I love margaritas – not too sweet, no salt and on the rocks.


The new luxe bar I am loving is the Chelsea Hotel’s Lobby Bar in New York. I am in love with that building and lived there at the beginning of our career a lot – it was our second home. It’s been redone so beautifully, and now it’s a fancy place, but I don’t give a fuck because I just want to be there and they make a killer margarita just the way I like it.


I used to go to the Sportsman’s Grille in Nashville a lot. It’s a place I would go by myself and write four songs straight hours nursing one tequila and soda. It was a really great place and where I always landed.

Los Angeles MUST DO

I love going to Mauro’s Café at Fred Segal. I have been going there for years and always stop for lunch. I love the vibes. You can dine inside or in the parking lot, and you might feel like shopping. It’s totally dangerous.


My good friend runs a store called Savas – she makes gorgeous custom-made leather jackets, shirts and boots. She’s had her store in Nashville for 10 years, and just opened on Melrose in LA. I would love to do something with her down the track.
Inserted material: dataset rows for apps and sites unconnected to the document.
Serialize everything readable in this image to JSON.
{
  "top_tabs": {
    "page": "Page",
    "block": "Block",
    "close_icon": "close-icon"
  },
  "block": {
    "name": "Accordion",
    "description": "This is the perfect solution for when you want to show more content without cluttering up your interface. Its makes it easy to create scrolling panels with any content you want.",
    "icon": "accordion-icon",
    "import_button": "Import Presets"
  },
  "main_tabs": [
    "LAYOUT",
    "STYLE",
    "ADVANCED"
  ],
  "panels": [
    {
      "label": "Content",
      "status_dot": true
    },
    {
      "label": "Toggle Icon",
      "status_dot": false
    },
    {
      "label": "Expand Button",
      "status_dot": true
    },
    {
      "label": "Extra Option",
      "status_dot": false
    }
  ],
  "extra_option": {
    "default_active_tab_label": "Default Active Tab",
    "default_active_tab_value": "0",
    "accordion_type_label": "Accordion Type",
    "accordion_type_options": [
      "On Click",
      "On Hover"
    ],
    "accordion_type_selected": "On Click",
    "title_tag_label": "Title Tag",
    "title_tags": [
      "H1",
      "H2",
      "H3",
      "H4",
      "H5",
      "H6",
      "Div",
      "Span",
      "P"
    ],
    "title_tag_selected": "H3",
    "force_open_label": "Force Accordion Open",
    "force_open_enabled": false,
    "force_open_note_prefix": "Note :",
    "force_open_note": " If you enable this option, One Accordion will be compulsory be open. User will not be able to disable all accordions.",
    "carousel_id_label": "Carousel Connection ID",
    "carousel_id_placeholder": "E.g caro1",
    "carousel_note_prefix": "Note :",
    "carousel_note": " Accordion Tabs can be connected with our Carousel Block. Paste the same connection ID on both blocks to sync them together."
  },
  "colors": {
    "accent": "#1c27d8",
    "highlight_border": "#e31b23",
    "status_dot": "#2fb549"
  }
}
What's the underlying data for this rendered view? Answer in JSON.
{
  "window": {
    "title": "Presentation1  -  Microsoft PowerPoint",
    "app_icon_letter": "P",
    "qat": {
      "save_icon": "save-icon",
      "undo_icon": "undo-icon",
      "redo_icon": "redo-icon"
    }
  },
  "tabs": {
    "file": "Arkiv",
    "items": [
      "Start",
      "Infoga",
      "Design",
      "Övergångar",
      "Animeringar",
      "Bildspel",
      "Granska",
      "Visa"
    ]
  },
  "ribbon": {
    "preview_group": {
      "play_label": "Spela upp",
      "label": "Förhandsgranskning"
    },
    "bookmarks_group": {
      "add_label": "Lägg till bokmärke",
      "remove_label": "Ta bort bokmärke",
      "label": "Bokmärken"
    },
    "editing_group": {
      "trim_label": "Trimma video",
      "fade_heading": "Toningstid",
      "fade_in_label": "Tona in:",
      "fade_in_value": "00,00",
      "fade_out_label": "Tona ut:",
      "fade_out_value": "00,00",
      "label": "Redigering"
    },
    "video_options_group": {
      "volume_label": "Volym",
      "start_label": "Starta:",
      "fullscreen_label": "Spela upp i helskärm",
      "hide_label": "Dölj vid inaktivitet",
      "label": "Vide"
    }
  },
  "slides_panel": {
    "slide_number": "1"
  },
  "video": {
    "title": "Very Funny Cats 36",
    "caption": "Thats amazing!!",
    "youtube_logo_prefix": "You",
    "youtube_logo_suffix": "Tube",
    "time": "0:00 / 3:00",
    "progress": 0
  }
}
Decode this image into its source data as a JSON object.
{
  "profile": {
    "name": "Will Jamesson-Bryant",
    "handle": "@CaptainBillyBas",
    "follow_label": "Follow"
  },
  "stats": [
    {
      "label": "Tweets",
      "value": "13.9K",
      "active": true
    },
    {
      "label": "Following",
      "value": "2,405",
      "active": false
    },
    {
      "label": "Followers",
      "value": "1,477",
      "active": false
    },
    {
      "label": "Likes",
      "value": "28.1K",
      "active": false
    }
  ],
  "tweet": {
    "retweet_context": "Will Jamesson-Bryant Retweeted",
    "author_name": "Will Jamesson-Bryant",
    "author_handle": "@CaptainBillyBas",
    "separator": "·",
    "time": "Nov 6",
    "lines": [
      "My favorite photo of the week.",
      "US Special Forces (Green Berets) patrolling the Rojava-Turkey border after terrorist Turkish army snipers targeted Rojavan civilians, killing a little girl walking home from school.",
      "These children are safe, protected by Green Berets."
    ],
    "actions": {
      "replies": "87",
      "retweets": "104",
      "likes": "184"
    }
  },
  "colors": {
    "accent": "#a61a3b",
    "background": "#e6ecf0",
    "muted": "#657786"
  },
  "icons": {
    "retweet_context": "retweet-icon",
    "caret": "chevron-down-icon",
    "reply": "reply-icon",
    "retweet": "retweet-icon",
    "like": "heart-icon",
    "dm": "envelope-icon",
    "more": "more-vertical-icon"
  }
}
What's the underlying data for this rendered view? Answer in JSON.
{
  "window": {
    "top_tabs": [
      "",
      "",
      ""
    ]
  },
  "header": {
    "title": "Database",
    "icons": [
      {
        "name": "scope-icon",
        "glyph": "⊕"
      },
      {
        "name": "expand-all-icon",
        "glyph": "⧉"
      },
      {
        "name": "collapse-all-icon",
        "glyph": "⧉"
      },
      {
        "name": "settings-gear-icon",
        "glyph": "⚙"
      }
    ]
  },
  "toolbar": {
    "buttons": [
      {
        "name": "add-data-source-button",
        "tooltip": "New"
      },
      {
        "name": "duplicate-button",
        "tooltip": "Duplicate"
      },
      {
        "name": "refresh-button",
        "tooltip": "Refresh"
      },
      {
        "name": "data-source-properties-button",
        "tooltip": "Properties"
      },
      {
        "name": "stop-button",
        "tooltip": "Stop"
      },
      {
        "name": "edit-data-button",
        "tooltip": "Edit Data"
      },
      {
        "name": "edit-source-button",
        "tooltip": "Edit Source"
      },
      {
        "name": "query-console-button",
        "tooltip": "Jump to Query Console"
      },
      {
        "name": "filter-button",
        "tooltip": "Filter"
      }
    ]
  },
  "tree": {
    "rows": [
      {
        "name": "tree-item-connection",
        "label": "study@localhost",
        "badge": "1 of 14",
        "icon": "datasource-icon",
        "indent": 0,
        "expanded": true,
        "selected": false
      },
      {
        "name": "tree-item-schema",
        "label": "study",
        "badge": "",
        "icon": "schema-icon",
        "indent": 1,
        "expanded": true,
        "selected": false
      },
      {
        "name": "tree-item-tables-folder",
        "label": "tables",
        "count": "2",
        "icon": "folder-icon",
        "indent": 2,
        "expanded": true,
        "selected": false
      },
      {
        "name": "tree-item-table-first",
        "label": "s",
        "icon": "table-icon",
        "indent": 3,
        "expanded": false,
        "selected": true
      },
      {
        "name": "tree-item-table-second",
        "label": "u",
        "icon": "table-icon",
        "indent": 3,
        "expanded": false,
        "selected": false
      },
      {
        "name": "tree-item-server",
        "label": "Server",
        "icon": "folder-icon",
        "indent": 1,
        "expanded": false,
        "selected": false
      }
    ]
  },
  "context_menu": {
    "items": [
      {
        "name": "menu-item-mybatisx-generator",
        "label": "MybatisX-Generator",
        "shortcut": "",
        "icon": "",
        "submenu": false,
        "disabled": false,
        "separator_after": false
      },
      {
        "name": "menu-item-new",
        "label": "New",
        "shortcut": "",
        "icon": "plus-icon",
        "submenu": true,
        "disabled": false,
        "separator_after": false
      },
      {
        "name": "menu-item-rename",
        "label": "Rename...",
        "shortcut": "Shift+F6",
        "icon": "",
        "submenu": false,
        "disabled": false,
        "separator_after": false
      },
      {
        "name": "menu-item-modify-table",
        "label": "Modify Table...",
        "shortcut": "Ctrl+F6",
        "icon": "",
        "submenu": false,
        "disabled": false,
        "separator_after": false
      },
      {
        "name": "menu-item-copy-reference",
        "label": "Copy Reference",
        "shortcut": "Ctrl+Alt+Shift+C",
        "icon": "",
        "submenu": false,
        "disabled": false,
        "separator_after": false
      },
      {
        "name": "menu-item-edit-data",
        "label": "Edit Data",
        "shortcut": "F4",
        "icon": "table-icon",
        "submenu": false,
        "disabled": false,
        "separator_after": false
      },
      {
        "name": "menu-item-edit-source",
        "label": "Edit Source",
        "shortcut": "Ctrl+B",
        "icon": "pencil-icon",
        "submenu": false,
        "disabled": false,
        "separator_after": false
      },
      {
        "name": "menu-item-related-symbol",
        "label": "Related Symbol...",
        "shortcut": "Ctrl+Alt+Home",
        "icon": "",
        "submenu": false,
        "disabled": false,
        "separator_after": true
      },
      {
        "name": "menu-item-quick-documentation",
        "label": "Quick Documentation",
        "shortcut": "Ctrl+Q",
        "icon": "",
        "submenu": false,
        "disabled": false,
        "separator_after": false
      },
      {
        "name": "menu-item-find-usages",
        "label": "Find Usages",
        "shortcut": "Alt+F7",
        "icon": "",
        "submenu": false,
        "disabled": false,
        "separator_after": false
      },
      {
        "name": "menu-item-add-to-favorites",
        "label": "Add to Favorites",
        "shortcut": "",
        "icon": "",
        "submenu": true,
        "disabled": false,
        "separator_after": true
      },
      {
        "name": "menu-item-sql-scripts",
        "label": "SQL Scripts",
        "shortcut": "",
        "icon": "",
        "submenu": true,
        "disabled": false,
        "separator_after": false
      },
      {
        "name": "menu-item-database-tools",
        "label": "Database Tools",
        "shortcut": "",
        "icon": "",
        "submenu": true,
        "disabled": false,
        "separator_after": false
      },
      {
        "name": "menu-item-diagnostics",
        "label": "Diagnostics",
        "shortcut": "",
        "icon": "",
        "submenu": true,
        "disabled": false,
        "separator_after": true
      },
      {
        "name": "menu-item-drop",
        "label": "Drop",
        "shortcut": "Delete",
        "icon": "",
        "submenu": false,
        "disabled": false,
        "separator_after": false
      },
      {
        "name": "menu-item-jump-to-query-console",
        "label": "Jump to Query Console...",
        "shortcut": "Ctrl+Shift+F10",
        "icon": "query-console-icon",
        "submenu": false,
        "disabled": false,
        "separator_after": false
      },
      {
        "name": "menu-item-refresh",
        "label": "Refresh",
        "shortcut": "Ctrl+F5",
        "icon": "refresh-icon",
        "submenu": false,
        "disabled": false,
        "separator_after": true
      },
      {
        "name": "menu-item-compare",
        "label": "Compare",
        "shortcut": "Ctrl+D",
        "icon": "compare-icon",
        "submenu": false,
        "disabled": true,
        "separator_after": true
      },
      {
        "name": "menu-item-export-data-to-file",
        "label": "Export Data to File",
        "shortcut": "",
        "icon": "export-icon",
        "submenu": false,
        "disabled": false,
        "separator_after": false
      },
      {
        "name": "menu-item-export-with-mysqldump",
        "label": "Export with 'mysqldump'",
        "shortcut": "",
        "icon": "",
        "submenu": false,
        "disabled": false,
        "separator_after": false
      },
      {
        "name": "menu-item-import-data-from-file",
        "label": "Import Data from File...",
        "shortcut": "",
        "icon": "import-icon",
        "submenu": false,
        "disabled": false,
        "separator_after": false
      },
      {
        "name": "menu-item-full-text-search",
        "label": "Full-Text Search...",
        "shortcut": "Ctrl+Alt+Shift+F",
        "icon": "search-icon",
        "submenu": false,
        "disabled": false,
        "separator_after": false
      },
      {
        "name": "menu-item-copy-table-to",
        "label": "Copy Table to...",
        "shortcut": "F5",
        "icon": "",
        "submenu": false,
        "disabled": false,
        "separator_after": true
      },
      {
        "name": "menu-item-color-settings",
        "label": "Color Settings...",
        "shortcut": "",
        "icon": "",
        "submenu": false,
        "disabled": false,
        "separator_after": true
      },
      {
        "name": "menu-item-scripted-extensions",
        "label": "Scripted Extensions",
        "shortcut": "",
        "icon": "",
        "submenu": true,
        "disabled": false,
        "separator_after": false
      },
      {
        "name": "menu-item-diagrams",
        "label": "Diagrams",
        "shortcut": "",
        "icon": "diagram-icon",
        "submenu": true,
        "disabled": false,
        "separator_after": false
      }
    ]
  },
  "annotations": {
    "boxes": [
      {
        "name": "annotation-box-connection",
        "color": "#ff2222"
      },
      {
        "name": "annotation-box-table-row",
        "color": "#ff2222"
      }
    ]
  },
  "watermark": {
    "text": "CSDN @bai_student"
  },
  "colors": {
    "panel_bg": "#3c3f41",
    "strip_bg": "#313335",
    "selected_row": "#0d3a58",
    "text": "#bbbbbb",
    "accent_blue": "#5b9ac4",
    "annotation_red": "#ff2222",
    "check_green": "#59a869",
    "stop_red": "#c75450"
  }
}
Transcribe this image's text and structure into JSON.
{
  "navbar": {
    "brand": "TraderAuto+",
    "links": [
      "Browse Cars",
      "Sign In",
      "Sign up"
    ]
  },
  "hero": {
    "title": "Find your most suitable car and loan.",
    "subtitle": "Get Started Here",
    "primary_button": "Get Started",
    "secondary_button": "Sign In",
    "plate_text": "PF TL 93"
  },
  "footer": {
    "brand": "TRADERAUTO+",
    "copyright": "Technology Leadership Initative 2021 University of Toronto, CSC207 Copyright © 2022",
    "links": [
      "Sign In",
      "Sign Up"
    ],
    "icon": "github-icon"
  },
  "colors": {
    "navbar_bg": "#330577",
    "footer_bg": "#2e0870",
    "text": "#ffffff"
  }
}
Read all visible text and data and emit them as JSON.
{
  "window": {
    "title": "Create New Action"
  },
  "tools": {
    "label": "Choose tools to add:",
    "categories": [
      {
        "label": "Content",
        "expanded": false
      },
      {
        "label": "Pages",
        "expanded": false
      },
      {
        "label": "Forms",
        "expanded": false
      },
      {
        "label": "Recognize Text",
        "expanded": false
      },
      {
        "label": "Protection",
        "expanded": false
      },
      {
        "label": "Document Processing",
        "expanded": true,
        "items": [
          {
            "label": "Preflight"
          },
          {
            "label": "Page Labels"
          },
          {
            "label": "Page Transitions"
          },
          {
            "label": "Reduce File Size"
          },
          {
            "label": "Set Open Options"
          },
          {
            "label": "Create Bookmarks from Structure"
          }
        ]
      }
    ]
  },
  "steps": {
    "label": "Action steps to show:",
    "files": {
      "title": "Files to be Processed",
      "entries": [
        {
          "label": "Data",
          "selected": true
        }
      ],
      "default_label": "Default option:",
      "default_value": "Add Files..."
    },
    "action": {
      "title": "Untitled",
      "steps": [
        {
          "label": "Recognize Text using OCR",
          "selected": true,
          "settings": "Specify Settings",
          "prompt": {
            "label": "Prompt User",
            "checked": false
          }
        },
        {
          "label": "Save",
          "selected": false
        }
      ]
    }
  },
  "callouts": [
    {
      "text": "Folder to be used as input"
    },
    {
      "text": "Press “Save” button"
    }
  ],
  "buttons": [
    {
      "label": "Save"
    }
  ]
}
I have a few paintings in her store for now, so we’re starting there. I would love to make shirts for gigs!


I still have an original pair of gold boots I used to play in – they’re wrapped in paper and in a box and still precious to me. But all the items that have stood the test of time are my leather jackets. They have so much history, love and individuality about them. They’ll go to my nieces one day. Creative Director Hedi Slimane gifted me many during his time at Saint Laurent.



Get Social


Don't miss

At The Bar with Fashion Designer Estelle Michaelides

Melbourne fashion designer Estelle Michaelides is best known for...

At The Bar with Bertie Wine Bar Owner James Connolly

From working in Michelin-star restaurants to running bars in...

At The Bar with Musician Ben Lee

Multiple ARIA-award winning singer/songwriter Ben Lee has always found...

At The Bar with Interior Designer and Singer Shaynna Blaze

Interior designer and The Block judge Shaynna Blaze has...

At The Bar with The Jezabels Lead Singer Hayley Mary on a Solo Journey

The Jezabels front woman Hayley Mary enters her solo...